═══ Records supplied ═══
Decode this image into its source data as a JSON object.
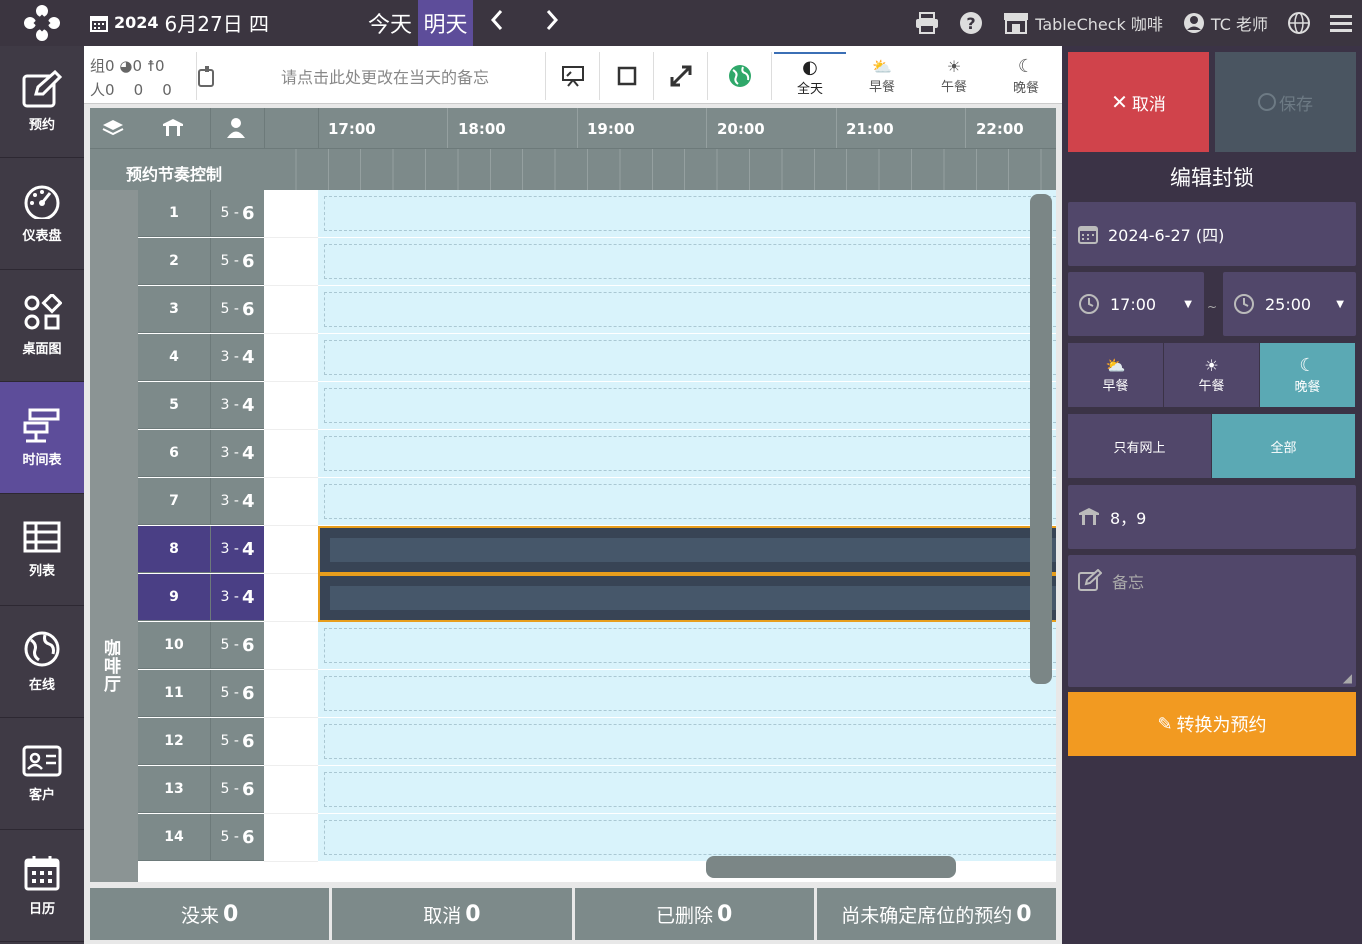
{
  "header": {
    "year": "2024",
    "date": "6月27日 四",
    "today": "今天",
    "tomorrow": "明天",
    "store": "TableCheck 咖啡",
    "user": "TC 老师"
  },
  "sidebar": [
    {
      "label": "预约",
      "icon": "edit-icon"
    },
    {
      "label": "仪表盘",
      "icon": "gauge-icon"
    },
    {
      "label": "桌面图",
      "icon": "shapes-icon"
    },
    {
      "label": "时间表",
      "icon": "timeline-icon",
      "active": true
    },
    {
      "label": "列表",
      "icon": "table-icon"
    },
    {
      "label": "在线",
      "icon": "globe-icon"
    },
    {
      "label": "客户",
      "icon": "id-card-icon"
    },
    {
      "label": "日历",
      "icon": "calendar-icon"
    }
  ],
  "counts": {
    "group_label": "组",
    "group_val": "0",
    "web_val": "0",
    "walk_val": "0",
    "people_label": "人",
    "people_val": "0",
    "people_web": "0",
    "people_walk": "0"
  },
  "memo_placeholder": "请点击此处更改在当天的备忘",
  "meals": [
    {
      "label": "全天",
      "active": true
    },
    {
      "label": "早餐"
    },
    {
      "label": "午餐"
    },
    {
      "label": "晚餐"
    }
  ],
  "grid": {
    "pace_label": "预约节奏控制",
    "area": "咖啡厅",
    "times": [
      "17:00",
      "18:00",
      "19:00",
      "20:00",
      "21:00",
      "22:00"
    ],
    "rows": [
      {
        "n": "1",
        "min": "5",
        "max": "6"
      },
      {
        "n": "2",
        "min": "5",
        "max": "6"
      },
      {
        "n": "3",
        "min": "5",
        "max": "6"
      },
      {
        "n": "4",
        "min": "3",
        "max": "4"
      },
      {
        "n": "5",
        "min": "3",
        "max": "4"
      },
      {
        "n": "6",
        "min": "3",
        "max": "4"
      },
      {
        "n": "7",
        "min": "3",
        "max": "4"
      },
      {
        "n": "8",
        "min": "3",
        "max": "4",
        "sel": true
      },
      {
        "n": "9",
        "min": "3",
        "max": "4",
        "sel": true
      },
      {
        "n": "10",
        "min": "5",
        "max": "6"
      },
      {
        "n": "11",
        "min": "5",
        "max": "6"
      },
      {
        "n": "12",
        "min": "5",
        "max": "6"
      },
      {
        "n": "13",
        "min": "5",
        "max": "6"
      },
      {
        "n": "14",
        "min": "5",
        "max": "6"
      }
    ]
  },
  "footer": [
    {
      "label": "没来",
      "val": "0"
    },
    {
      "label": "取消",
      "val": "0"
    },
    {
      "label": "已删除",
      "val": "0"
    },
    {
      "label": "尚未确定席位的预约",
      "val": "0"
    }
  ],
  "panel": {
    "cancel": "取消",
    "save": "保存",
    "title": "编辑封锁",
    "date": "2024-6-27 (四)",
    "start": "17:00",
    "sep": "~",
    "end": "25:00",
    "meals": [
      {
        "label": "早餐"
      },
      {
        "label": "午餐"
      },
      {
        "label": "晚餐",
        "active": true
      }
    ],
    "filter": [
      {
        "label": "只有网上"
      },
      {
        "label": "全部",
        "active": true
      }
    ],
    "tables": "8，9",
    "memo_placeholder": "备忘",
    "convert": "转换为预约"
  }
}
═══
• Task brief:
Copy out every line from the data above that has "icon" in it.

• Result of the exercise:
      "icon": "edit-icon"
      "icon": "gauge-icon"
      "icon": "shapes-icon"
      "icon": "timeline-icon",
      "icon": "table-icon"
      "icon": "globe-icon"
      "icon": "id-card-icon"
      "icon": "calendar-icon"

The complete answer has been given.